**About this exercise**
The answer must be every line of the records in which the string "type" appears.

——————

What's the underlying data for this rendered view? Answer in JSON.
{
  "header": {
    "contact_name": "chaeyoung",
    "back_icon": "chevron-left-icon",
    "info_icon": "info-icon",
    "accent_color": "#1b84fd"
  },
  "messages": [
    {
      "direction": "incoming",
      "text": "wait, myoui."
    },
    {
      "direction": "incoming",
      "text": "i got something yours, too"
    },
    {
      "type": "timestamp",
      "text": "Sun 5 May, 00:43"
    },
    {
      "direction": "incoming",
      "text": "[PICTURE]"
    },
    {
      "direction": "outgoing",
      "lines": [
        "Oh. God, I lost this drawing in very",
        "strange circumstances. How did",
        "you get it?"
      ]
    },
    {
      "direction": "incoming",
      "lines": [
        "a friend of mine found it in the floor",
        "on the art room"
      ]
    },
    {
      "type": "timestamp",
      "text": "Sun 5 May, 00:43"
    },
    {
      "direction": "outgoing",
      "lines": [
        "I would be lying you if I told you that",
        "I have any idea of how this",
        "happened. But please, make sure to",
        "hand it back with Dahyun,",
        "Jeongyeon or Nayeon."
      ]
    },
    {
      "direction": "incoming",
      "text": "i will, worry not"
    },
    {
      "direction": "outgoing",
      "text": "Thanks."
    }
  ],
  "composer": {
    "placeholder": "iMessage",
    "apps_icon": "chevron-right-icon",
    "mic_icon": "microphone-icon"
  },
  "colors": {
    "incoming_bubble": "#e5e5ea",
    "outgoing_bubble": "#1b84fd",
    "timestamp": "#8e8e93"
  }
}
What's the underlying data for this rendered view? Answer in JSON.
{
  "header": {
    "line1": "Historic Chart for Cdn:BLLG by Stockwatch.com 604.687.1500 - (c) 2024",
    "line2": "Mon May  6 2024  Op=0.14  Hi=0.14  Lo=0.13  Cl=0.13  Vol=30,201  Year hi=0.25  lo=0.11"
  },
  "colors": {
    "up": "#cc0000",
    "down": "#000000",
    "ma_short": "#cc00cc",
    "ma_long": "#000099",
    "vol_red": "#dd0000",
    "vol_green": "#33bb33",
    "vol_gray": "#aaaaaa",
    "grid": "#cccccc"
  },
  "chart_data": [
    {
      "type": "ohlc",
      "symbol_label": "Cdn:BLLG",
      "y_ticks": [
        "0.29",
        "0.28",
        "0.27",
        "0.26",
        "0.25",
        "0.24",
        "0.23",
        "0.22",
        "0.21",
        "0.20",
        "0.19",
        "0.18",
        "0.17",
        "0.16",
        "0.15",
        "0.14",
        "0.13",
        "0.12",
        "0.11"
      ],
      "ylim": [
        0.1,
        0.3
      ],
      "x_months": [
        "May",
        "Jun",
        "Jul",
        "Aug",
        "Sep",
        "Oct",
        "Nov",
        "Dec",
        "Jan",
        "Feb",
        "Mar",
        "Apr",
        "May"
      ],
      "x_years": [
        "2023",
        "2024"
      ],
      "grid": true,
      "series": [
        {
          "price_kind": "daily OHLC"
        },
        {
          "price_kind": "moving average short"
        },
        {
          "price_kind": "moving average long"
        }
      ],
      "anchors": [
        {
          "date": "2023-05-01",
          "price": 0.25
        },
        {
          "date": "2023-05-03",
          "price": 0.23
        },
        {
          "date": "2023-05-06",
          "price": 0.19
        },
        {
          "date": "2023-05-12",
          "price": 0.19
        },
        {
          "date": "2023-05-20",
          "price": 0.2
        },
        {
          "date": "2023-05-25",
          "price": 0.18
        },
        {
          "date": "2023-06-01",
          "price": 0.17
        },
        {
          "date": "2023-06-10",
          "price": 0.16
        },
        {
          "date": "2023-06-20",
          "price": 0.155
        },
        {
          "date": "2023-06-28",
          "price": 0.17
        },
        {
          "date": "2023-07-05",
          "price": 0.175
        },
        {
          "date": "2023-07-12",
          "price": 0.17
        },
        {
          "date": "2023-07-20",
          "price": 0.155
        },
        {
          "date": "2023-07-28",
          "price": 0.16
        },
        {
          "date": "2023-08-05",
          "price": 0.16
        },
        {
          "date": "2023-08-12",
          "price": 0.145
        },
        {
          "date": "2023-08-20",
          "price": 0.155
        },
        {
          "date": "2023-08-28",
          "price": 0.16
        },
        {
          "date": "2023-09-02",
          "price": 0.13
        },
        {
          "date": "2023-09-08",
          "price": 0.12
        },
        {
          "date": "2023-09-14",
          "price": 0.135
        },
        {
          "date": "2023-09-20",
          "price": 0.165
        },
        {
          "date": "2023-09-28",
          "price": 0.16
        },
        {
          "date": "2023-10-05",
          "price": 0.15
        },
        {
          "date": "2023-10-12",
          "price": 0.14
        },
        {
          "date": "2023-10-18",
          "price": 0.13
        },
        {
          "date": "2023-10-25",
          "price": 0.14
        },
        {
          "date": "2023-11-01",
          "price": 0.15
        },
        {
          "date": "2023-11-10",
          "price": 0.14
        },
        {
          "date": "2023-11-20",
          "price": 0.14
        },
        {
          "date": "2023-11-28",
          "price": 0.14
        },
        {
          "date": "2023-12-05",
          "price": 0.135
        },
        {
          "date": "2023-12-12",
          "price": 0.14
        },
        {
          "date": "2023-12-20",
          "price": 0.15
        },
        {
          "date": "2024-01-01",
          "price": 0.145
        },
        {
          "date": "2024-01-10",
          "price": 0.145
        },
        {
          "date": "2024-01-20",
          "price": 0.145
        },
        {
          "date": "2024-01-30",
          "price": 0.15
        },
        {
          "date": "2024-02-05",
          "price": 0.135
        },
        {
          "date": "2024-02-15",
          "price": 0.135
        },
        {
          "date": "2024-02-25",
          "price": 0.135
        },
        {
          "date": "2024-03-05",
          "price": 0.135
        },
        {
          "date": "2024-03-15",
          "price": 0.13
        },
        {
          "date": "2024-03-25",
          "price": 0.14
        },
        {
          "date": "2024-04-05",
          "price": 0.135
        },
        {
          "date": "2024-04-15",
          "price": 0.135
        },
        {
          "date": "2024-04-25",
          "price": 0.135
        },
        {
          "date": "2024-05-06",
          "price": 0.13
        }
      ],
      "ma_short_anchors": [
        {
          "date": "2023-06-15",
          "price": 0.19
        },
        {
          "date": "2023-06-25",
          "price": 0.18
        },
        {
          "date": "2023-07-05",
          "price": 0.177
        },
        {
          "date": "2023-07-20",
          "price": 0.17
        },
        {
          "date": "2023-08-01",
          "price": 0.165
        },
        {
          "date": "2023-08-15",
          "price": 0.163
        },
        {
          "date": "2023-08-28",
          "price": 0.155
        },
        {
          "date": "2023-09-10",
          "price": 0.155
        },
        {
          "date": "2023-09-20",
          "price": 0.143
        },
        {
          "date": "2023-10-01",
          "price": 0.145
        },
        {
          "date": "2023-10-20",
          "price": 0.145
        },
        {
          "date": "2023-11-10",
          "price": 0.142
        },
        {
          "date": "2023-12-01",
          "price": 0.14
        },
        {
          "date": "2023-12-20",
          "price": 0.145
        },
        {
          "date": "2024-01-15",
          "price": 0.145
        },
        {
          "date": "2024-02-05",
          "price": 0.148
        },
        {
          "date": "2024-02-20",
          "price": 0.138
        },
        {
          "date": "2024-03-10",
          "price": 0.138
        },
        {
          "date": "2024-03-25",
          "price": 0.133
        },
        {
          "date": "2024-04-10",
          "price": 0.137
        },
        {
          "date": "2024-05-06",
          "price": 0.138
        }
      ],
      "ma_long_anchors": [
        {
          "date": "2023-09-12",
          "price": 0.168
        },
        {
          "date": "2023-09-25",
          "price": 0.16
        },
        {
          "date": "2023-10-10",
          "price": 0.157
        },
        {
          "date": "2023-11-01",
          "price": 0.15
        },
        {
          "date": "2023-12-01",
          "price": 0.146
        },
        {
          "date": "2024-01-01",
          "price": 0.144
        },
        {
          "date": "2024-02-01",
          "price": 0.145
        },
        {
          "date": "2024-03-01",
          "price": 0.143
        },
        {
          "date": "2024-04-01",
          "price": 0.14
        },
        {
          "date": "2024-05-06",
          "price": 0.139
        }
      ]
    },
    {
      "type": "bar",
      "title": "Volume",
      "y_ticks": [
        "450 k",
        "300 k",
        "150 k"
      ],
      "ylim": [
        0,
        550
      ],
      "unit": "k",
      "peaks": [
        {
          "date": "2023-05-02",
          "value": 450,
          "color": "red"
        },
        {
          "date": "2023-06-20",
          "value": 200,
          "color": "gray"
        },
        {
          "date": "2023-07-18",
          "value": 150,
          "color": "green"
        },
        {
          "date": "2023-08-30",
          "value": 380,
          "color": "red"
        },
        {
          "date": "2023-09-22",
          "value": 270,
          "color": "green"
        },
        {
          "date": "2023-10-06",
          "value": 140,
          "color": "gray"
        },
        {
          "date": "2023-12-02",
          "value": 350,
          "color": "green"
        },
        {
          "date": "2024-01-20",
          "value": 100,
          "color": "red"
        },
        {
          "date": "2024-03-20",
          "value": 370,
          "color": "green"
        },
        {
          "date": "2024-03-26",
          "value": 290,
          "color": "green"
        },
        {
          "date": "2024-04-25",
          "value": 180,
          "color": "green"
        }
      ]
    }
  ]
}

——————

**Written solution**
      "type": "timestamp",
      "type": "timestamp",
      "type": "ohlc",
      "type": "bar",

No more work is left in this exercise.